He said Strelchenko briefly appeared but refused to answer questions.

"He came and went, escorted by police officers and bodyguards," Matveyev said.

Strelchenko has repeatedly denied any connection to the attack on Beketov or on anyone else and has said that the incident was an attempt to discredit him.

But critics maintain that Beketov was a "crucial figure" in community protests against the town administration's plan to build a giant new road through a forest reserve.

The M-10 toll expressway, running parallel to Leningradskoye Shosse, on its east side, is being built according to a federal plan to ease traffic along the route.

Strelchenko suggested that, because of its proximity to his town, the expressway should be diverted through the 1,000 hectare Khimki Forest Park, "so that the road doesn't pass through residential areas, where there are dachas and garden plots."

In April 2006, Boris Gromov, the governor of the Moscow region, authorized the route and further stated that 3,000 meters would be reserved on either side of the road for the construction of infrastructure and capital projects.

Gromov's authorization of a 6-kilometer swath through the forest will, in fact, allow for the destruction of the entire federal forest and the sale of expensive land for construction, opponents of the project say.

The whole project could turn into a real estate bonanza.

The road's status has put it in high demand for modern warehouses and production facilities seeking to distribute goods to Moscow's booming consumer market.

Around Khimki, land prices have exploded, being appraised at almost $1 million a hectare in recent months, said Pyotr Zaritsky, an associate director at real estate developer Jones Lang LaSalle.

"There is such a demand that those prices will always remain quite high," said Zaritsky. "This is one of the most expensive areas of development in Moscow, and has been for ages."

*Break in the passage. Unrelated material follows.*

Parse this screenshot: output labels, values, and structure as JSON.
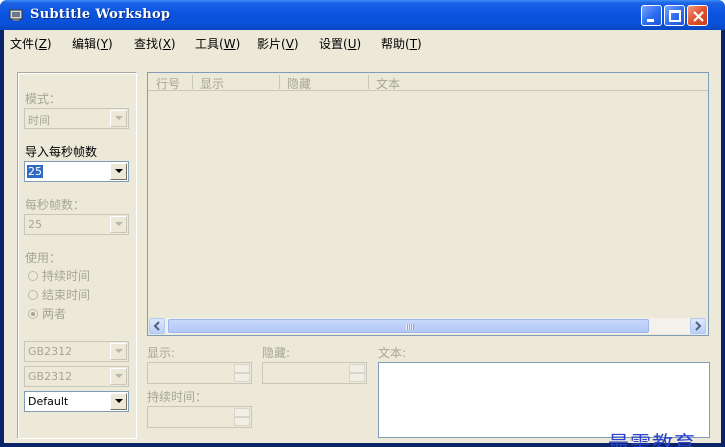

But according to the new Forest Code adopted in 2007, "land cannot be privatized when it is forested, but when the government converts it for other uses, it can be sold," said Igor Chestin, of the World Wildlife Fund in Russia.

After the corridor is deforested it ceases to be a federal property, and regional and local authorities would be able to sell and lease it, Mitvol said.

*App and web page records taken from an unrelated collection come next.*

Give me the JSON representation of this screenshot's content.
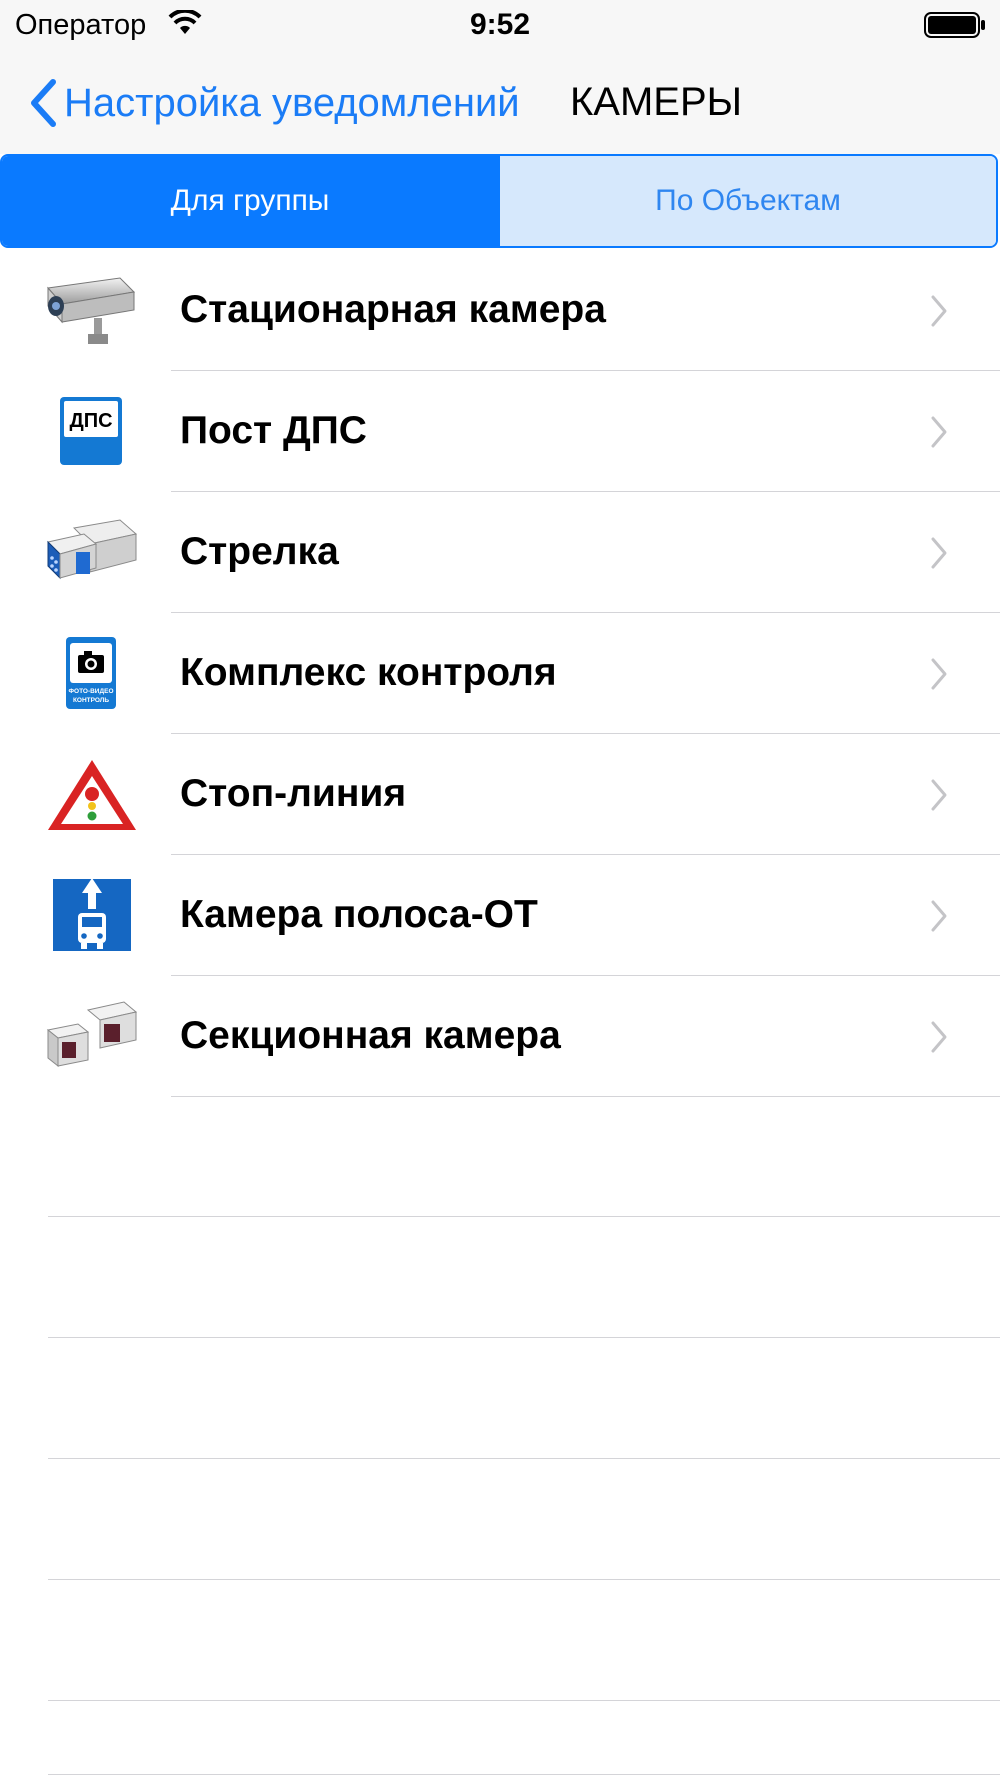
{
  "status_bar": {
    "carrier": "Оператор",
    "time": "9:52"
  },
  "nav": {
    "back_label": "Настройка уведомлений",
    "title": "КАМЕРЫ"
  },
  "segments": {
    "group": "Для группы",
    "objects": "По Объектам"
  },
  "list": [
    {
      "label": "Стационарная камера",
      "icon": "stationary-camera-icon"
    },
    {
      "label": "Пост ДПС",
      "icon": "dps-post-sign-icon",
      "sign_text": "ДПС"
    },
    {
      "label": "Стрелка",
      "icon": "strelka-radar-icon"
    },
    {
      "label": "Комплекс контроля",
      "icon": "photo-video-control-sign-icon",
      "sign_text": [
        "ФОТО-ВИДЕО",
        "КОНТРОЛЬ"
      ]
    },
    {
      "label": "Стоп-линия",
      "icon": "traffic-light-warning-sign-icon"
    },
    {
      "label": "Камера полоса-ОТ",
      "icon": "bus-lane-sign-icon"
    },
    {
      "label": "Секционная камера",
      "icon": "section-camera-icon"
    }
  ],
  "colors": {
    "accent": "#0a7aff",
    "segment_inactive_bg": "#d6e8fc",
    "separator": "#d4d4d8"
  }
}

"It would be a nightmare if they built here," said Yury Lemish, 35, while out fetching spring water with his 3-year-old son, Ilya. "Of course we are against the construction. The infrastructure would ruin the environment.

"Everyone is against it. But, of course, no one listens to the people," said Lemish, who has lived his entire life on the edge of the forest.

This was not the first time Beketov had protested against the city government.

An April 2007 article in his paper decried the moving of graves of veterans of World War II.

In the story, he asked why Strelchenko was acting like a "bull in a china shop."

"It is time to realize that Khimki is not a garrison, and its residents are not soldiers," wrote Beketov.

Two months later Beketov's black Land Rover was burned in his driveway and, shortly after, his guard dog was killed.

In October, just weeks before he was assaulted, he accused the mayor of using a shady tender process to gain a loan to balance the city's budget from Vozrozhdeniye Bank, which is affiliated with the authorities. Although the bank agreed to the loan, the city ended up not taking it, bank spokeswoman Yulia Motovilova said.

Other local journalists have been targets of physical intimidation.

Anatoly Yurov, editor of Civil Consent, another local paper, has been assaulted by unidentified attackers three times in the past two years. In one attack he suffered 10 stab wounds, he told the Public Chamber on Tuesday.

Yurov said his paper "has expressed views different from those of the local authorities."

In 2006, Yury Granin, head of Civil Forum, a local nongovernmental organization, and Yury Slyusaryov, the organization's executive secretary who publishes a Khimki weekly under the same name, were also attacked, Granin said.

The newspaper was shut a year later, but this was not connected to the attacks, Granin said. He refused to elaborate.